That's when I discovered that the awesome quinoa could do the same job as the rice. I have developed quite an obsession for red quinoa, I love the crunchier texture over white quinoa, but they both still have the same nutrient make up more or less. I'll admit that white quinoa is fluffier and probably be easier to work with from a 'sticky' perspective, but I think that the red quinoa just has more flavor, dammit!! :)

There is something so satisfying about rolling nori maki rolls. I can't put my finger on it, it's reminds me of make and do as a child and has a fun playful aspect to it. It's actually childsplay to make and you'll find that you become more confident and accomplished as you progress from rolling your first roll to the final one.

I have an endless supply of gorgeous fresh smoked salmon in my kitchen from the Bed and Breakfast so I robbed some for my dinner to make these rolls. We get our salmon delivered to the door from a local supplier and it's definately worth buying your smoked salmon locally. There is no comparison with the cheaper supermarket alternatives. If you don't like/have smoked salmon you can use pretty much anything, prawns, crab, or go completely veggie, and have a rainbow of peppers and cucumbers. There are no rules!! Afterall, I'm not even using rice!

I will say you can't have sushi without wasabi, pickled ginger or soy! Now that's a deal breaker! I love the hot hit you get from wasabi, so I spread it on my salmon in the roll, but if you're not that hard core, just plant a blob of it on the side of your plate and dip in the roll after. The 'hot hit' though is an addictive feeling.

Here's the recipe to my favorite, but use this as a guide and substitute in the ingredients you like

Makes 4 Rolls


  • 1 cup of red quinoa
  • 2 cups of water
  • 4 tbsp japanese rice vinegar
  • 1 tbsp of salt
  • 2 tsp of sugar
  • 4 nori sheets, try to source a sushi rolling bamboo mat also. They are usually sold along side the nori sheets. It makes rolling so much easier.
  • 50g of smoked salmon, sliced thinly
  • Thinly sliced variety of peppers, carrots, and cucumber
  • 1 tube of wasabi
  • soy sauce
  • pickled ginger

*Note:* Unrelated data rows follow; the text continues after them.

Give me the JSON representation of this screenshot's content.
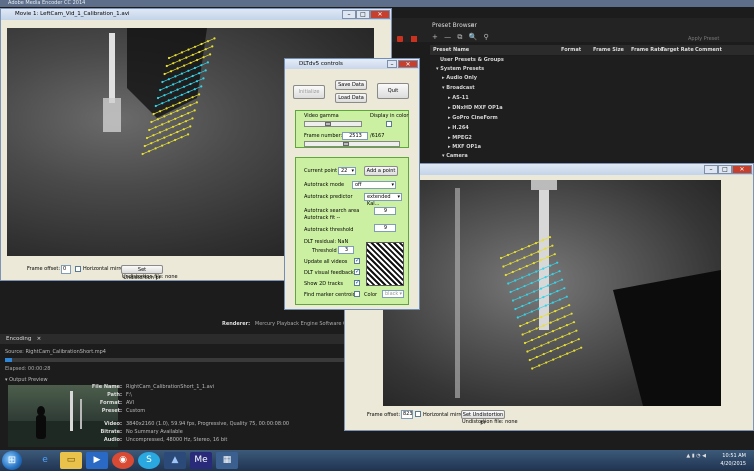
{
  "ame": {
    "window_title": "Adobe Media Encoder CC 2014",
    "preset_browser_title": "Preset Browser",
    "preset_close": "×",
    "preset_tools": "+ — ⧉ 🔍 ⚲",
    "apply_preset": "Apply Preset",
    "preset_columns": [
      "Preset Name",
      "Format",
      "Frame Size",
      "Frame Rate",
      "Target Rate",
      "Comment"
    ],
    "user_presets": "User Presets & Groups",
    "system_presets": "System Presets",
    "presets": [
      {
        "label": "Audio Only",
        "indent": 1,
        "arrow": "▸"
      },
      {
        "label": "Broadcast",
        "indent": 1,
        "arrow": "▾"
      },
      {
        "label": "AS-11",
        "indent": 2,
        "arrow": "▸"
      },
      {
        "label": "DNxHD MXF OP1a",
        "indent": 2,
        "arrow": "▸"
      },
      {
        "label": "GoPro CineForm",
        "indent": 2,
        "arrow": "▸"
      },
      {
        "label": "H.264",
        "indent": 2,
        "arrow": "▸"
      },
      {
        "label": "MPEG2",
        "indent": 2,
        "arrow": "▸"
      },
      {
        "label": "MXF OP1a",
        "indent": 2,
        "arrow": "▸"
      },
      {
        "label": "Camera",
        "indent": 1,
        "arrow": "▾"
      }
    ],
    "renderer_label": "Renderer:",
    "renderer_value": "Mercury Playback Engine Software Only",
    "encoding_tab": "Encoding",
    "encoding_close": "×",
    "source": "Source: RightCam_CalibrationShort.mp4",
    "elapsed": "Elapsed: 00:00:28",
    "output_preview": "Output Preview",
    "meta": [
      {
        "k": "File Name:",
        "v": "RightCam_CalibrationShort_1_1.avi"
      },
      {
        "k": "Path:",
        "v": "F:\\"
      },
      {
        "k": "Format:",
        "v": "AVI"
      },
      {
        "k": "Preset:",
        "v": "Custom"
      },
      {
        "k": "Video:",
        "v": "3840x2160 (1.0), 59.94 fps, Progressive, Quality 75, 00:00:08:00"
      },
      {
        "k": "Bitrate:",
        "v": "No Summary Available"
      },
      {
        "k": "Audio:",
        "v": "Uncompressed, 48000 Hz, Stereo, 16 bit"
      }
    ],
    "progress": 0.02
  },
  "movie1": {
    "title": "Movie 1: LeftCam_Vid_1_Calibration_1.avi",
    "frame_offset_label": "Frame offset:",
    "frame_offset_value": "0",
    "horizontal_mirror": "Horizontal mirror",
    "set_undistortion": "Set Undistortion pr",
    "undistortion_file": "Undistortion file: none"
  },
  "movie2": {
    "frame_offset_label": "Frame offset:",
    "frame_offset_value": "823",
    "horizontal_mirror": "Horizontal mirror",
    "set_undistortion": "Set Undistortion pr",
    "undistortion_file": "Undistortion file: none"
  },
  "dlt": {
    "title": "DLTdv5 controls",
    "initialize": "Initialize",
    "save_data": "Save Data",
    "load_data": "Load Data",
    "quit": "Quit",
    "video_gamma": "Video gamma",
    "display_in_color": "Display in color",
    "frame_number_label": "Frame number:",
    "frame_number_value": "2513",
    "frame_total": "/6167",
    "current_point_label": "Current point",
    "current_point_value": "22",
    "add_point": "Add a point",
    "autotrack_mode_label": "Autotrack mode",
    "autotrack_mode_value": "off",
    "autotrack_predictor_label": "Autotrack predictor",
    "autotrack_predictor_value": "extended Kal...",
    "search_area_label": "Autotrack search area",
    "search_area_value": "9",
    "autotrack_fit_label": "Autotrack fit --",
    "threshold_label": "Autotrack threshold",
    "threshold_value": "9",
    "dlt_residual": "DLT residual: NaN",
    "threshold2_label": "Threshold",
    "threshold2_value": "3",
    "update_all_videos": "Update all videos",
    "dlt_visual_feedback": "DLT visual feedback",
    "show_2d_tracks": "Show 2D tracks",
    "find_marker_centroid": "Find marker centroid",
    "color_label": "Color",
    "color_value": "black"
  },
  "taskbar": {
    "start_glyph": "⊞",
    "time": "10:51 AM",
    "date": "4/20/2015"
  }
}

  1. Firstly you must cook you quinoa. Add 2 cups of water to a saucepan, bring to a boil, add the the quinoa and cook on a simmer for 15 minutes.
  2. Drain well.
  3. Spread the quinoa out in a dish and mix in the vinegar, salt and sugar and make sure everything gets well coated.
  4. Allow the quinoa to cool.
  5. Get your bamboo rolling mat and place in front of you.
  6. Wave a sheet of nori over the hob, careful not to burn, but just to heat slightly to make the sheet more pliable.
  7. Place the nori sheet on the bamboo mat, shiny side down.
  8. Spread a thin layer of quinoa over the the whole sheet, out to the edges, leaving a small space at the top side of the sheet to seal it. 
  9. Lay the smoked salmon and the vegetables (whichever combination you prefer) on the side nearest you. Careful not to over fill as the roll will burst if over filled. I know this from vast greedy experience.
  10. Dab the empty edge of the nori sheet with rice vinegar using your finger. This is your glue.
  11. Carefully , as tight as you can, start rolling the the roll, away from you.
  12. I like to cut the ends of the sushi rolls normally for a cleaner finish, and these ends are cooks treat.
  13. Cut the roll in half, and then cut those halves in half, and finally , cut those pieces in half. You should have eight pieces, for small bites. you can make them bigger, but the sushi etiquette is to be able to eat your roll in one mouth full, and I don't know about you, but my mouth isn't big enough for anything bigger than 1/8 of a roll at a time.

To serve, put a 'blob' of wasabi on the side of the plate, soy sauce in a dish and pickled ginger on the side. Dip and enjoy.

Related Posts Plugin for WordPress, Blogger...